Nothing But Flowers
Painter Alexis Rockman grew up in New York City’s American Museum of Natural History. His mother was Margaret Meade’s secretary and as a boy he had plenty of time to study the botanical illustrations, dioramas, and landscape paintings of the museum’s collections. The influence is apparent in Rockman’s work, both its style and substance. He is an artist mesmerized by natural worlds – those past, those future, and those of the neverland surreal.
Rockman, a former columnist and freelance at Natural History magazine, is a technically fastidious naturalist. His flowers would fit in any horticulture catalogue; his birds are Audubon-worthy. But while the bugs and beasts of Rockman’s paintings are rendered with realist accuracy, his imagination leans toward the sci-fi. In a painting from his series Future Evolution a rat becomes a strange, long-toothed, kangaroo-like creature. A common rooster turns into six-winged freak and a squash plant puts out brick-shaped fruits in a painting about the perversity of genetic engineering, part of a series with the sardonic title Wonderful World.
Rockman is an outspoken environmental advocate (one of his dearest causes is the restoration of his hometown river, the Hudson), and his paintings often contain allegories about controversial issues like nuclear energy and climate change. He is preoccupied with how humanity is impacting the natural world and, even more so, how that impact threatens to stretch into the future.
One of his most acclaimed projects is a series called American Icons, which ponders what Earth will look like a few millennia from now, after cataclysmic global warming has done its work. The centerpiece of the series is an epic 8 by 24 foot mural commissioned by the Brooklyn Museum of Art. Cheekily titled Manifest Destiny, it plays with the idea of the Brooklyn Bridge under 80 feet of water. Civilization is a wreck in Rockman’s panorama. Trees climb up the remains of one of the world’s most famous human structures. The skyline is submerged and fish frolic amid the flotsam of the ruins. Other paintings in the series imagine a tattered Hollywood sign overgrown with thistles, the St. Louis Gateway Arch swaddled in tropical vines.
Visions of the postdiluvian future could easily descend into the gloomy or the melodramatic. But Rockman’s imaginings steer clear of Mad Max dystopias. There’s a usually a wit and a whimsy about his canvases. A painting called The Conversation (from his earlier Expeditions series) features a hunter on safari sharing an evening whiskey with an ape. At first, Disney World I from American Icons seems spooky: a tattered and abandoned Epcot globe surrounded by sepulchre-gray mists. But look in the foreground – there’s a boar humping some kind of oversized rodent.
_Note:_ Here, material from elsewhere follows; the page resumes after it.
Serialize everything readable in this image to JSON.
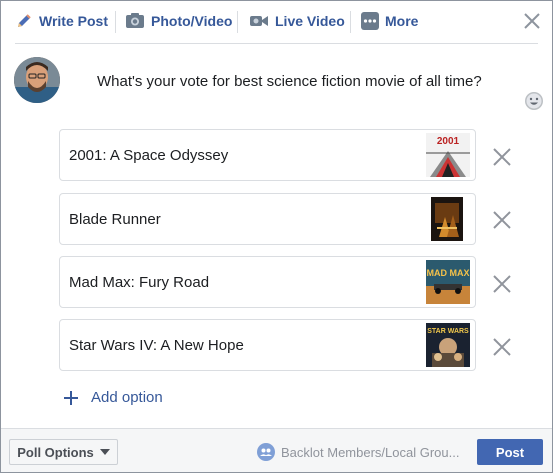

This faith in nature’s unquenchable vitality provides hopefulness to Rockman’s apocalypse fantastiques. The frog flopping into a lake at the base of Greenwich Village’s Washington Square Arch looks to be having a blast. The seals nosing about the ruins of Brooklyn have no idea anything has gone wrong. No matter how determined humanity is to wreck this place, Rockman seems to saying, the planet will continue to teem with life. The only thing is, we may no longer be in the picture.
Last year the Smithsonian American Art Museum exhibited a retrospective of Alexis Rockman’s career. You can view his work at www.alexisrockman.net.
This article has been amended from its original version to include factual corrections.